In another embodiment, an angled connection may be provided between the load cell 330 and the platform 110. Upon acceleration of the platform an increase in weight may be measured by the weight sensor. If there is an unexpected resistance to movement of the platform at a point in the preparation of a frozen drink, the change in the weight measurement observed may vary from what would normally be expected at that point in the preparation of a frozen drink. A comparison between observed and expected weight measurements upon acceleration of the platform could thus also be used to detect an unexpected resistance to movement of the platform.

In some embodiments, a micro-electromechanical (MEMS) accelerometer coupled to the platform could be utilized to measure the acceleration of the platform and provide a signal to the blender safety circuitry which could compare the measured acceleration to an expected acceleration to determine if there is an unexpected resistance to movement of the platform.

The above embodiments for detecting and reacting to an unexpectedly or undesirably high resistance to movement of the platform may also be employed in embodiments of the blender utilizing a movement arm 190 to move a blender cup across a blender platform. One or more of the above described sensors may be utilized in conjunction with a mechanism for moving the movement arm 190 to detect and/or react to an unexpectedly or undesirably high resistance to movement of the movement arm 190.

In some embodiments, the safety circuit may be configured to monitor a time it takes to dispense flavoring from a flavoring dispenser and/or ice from an ice dispenser and compare the amount of time to dispense a defined amount of flavoring or ice into a blender cup as measured by the weight sensor. If the measured amount of time is outside of an expected range (e.g. as defined by a historically observed dispense rate and a natural variation thereof) this may be indicative of an error in the flavoring or ice dispenser. In some embodiments if the safety circuit determines that a time to dispense flavoring or ice is outside a defined range, the safety circuit may disable the flavoring or ice dispenser and/or cause an error message or warning to be displayed and/or halt the preparation of a frozen drink until the warning or error is cleared.
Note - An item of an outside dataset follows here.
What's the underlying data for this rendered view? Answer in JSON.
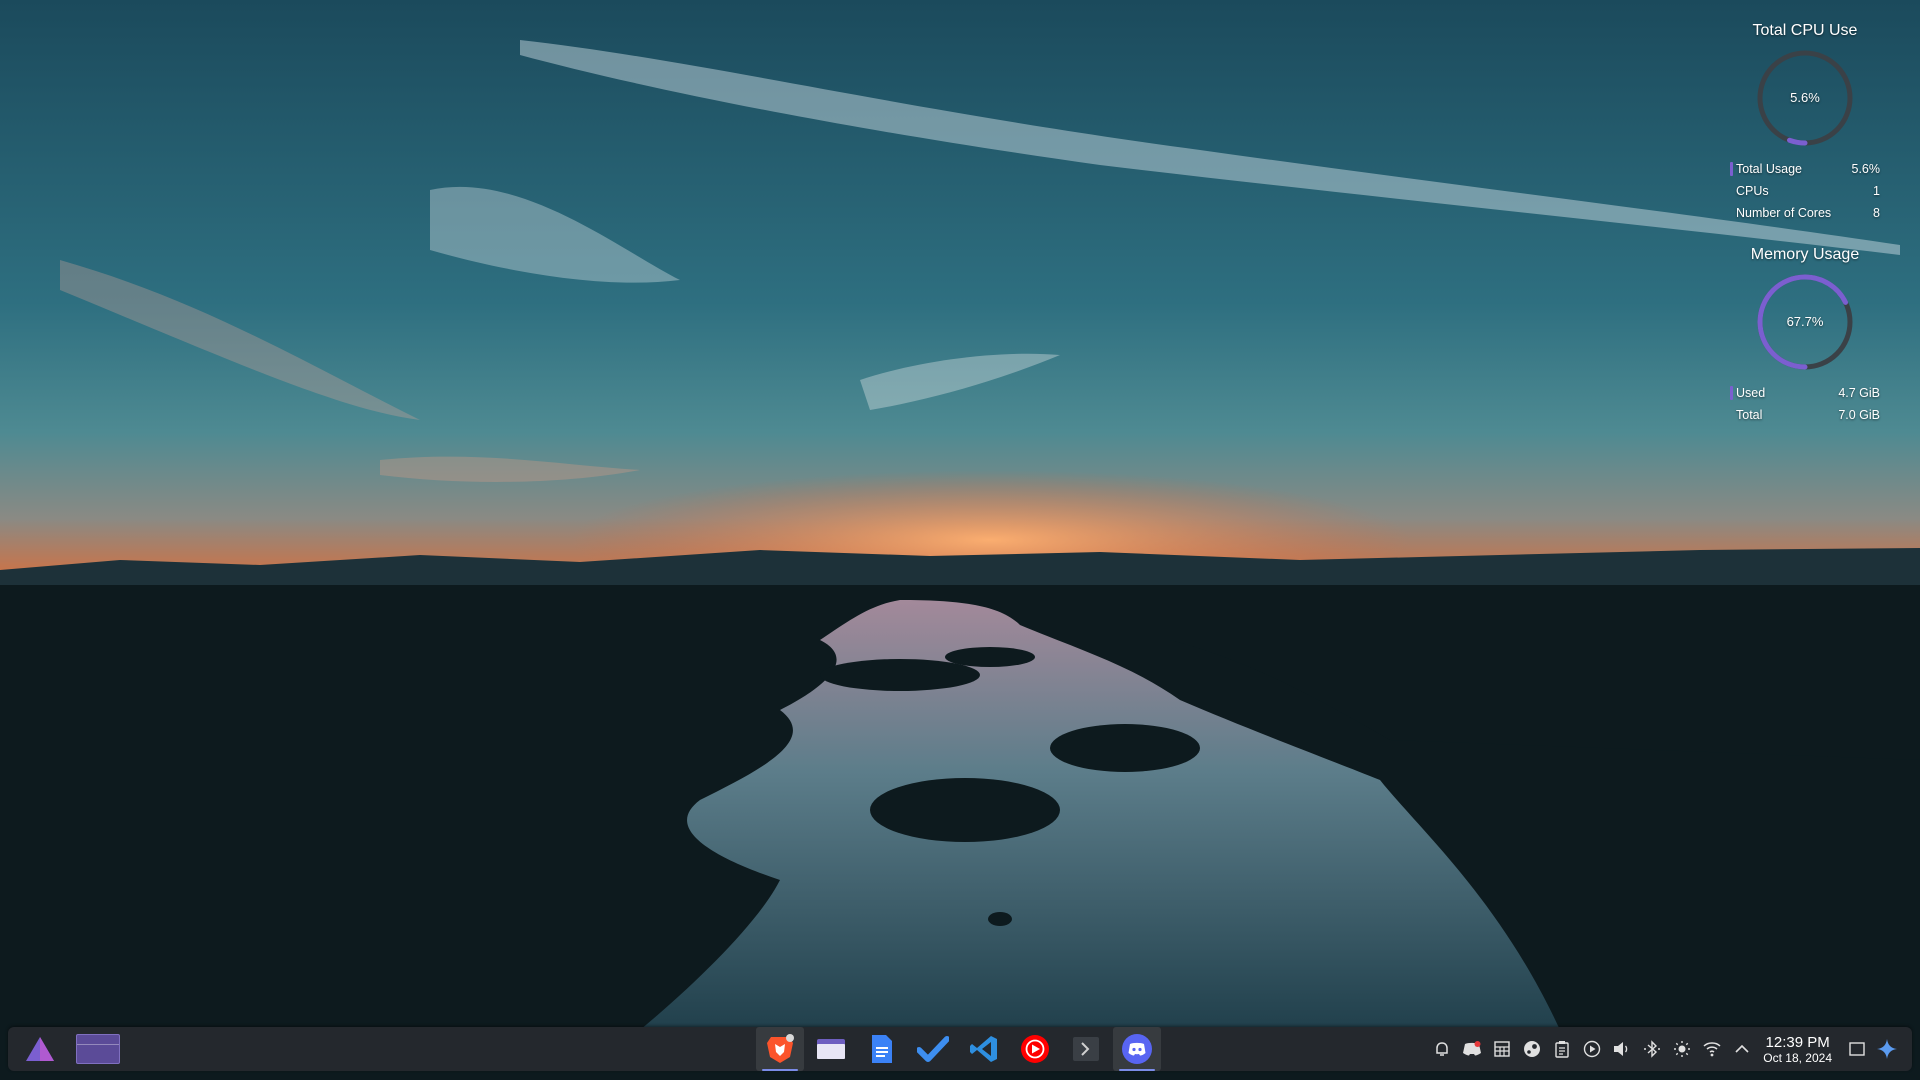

Having thus described several aspects of at least one embodiment of this invention, it is to be appreciated various alterations, modifications, and improvements will readily occur to those skilled in the art. Such alterations, modifications, and improvements are intended to be part of this disclosure, and are intended to be within the spirit and scope of the invention. Accordingly, the foregoing description and drawings are by way of example only.